I think the biggest problem I'm having with you assertions about the humanity of today vs. the humanity of yesteryear is that you seem to think there's really a difference.
"Our ancestors sought cultivation and we should too. I just don't follow the whole modern fashion of today--to seek MORE of everything all the time."
I really don't see how you think this is only a modern concept. All those great men we read about in history books- Marco Polo, Christopher Columbus, Henry Hudson, Magellen, etc., etc... they wanted MORE. More glory, more money, more land. I mean, the imperialistic nature of humans has long been apparent, and if you have a problem with that tendency, I can see that as a valid complaint- it bothers me too. But to assert that the good ol' days were free of such activities and intentions doesn't jibe with me.
"Humans mostwhat only care about human and their thoughts, what is human more than the rest of the world"
Why do you think this is wrong? I'm not trying to say that it is or isn't, just wondering why you state it in such a way that it seems presupposed that we'll all agree that it's wrong. Does a lion care for a gazelle over itself? Does a gazelle care enough for a lion to donate its life for the lion?
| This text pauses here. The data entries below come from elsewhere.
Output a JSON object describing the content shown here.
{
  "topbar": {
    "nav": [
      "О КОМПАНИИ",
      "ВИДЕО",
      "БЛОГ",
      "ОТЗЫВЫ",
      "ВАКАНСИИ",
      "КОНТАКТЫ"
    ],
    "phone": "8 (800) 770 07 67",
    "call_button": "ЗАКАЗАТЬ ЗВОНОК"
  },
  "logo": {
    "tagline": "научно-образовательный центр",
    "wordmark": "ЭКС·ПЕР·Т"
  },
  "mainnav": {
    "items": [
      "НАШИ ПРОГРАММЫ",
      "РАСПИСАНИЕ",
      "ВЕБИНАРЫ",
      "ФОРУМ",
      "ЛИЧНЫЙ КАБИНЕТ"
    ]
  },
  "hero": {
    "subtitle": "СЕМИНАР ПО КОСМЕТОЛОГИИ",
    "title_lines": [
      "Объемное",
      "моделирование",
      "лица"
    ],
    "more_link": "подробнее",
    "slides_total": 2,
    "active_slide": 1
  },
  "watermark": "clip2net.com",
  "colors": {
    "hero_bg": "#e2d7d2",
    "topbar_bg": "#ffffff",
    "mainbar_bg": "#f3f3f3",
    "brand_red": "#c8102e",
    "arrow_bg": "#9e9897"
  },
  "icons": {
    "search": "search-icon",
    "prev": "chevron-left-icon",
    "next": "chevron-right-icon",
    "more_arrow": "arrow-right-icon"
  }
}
I would say that because humans have the capacity to destroy the world, we have a vested interest in preserving it- for our own well-being, if for nothing else. Self-interest is natural and, in my opinion, healthy- it's when greed masks our ability to see what is our self interest, both individually and, to whatever extent, collectively, that we become self destructive.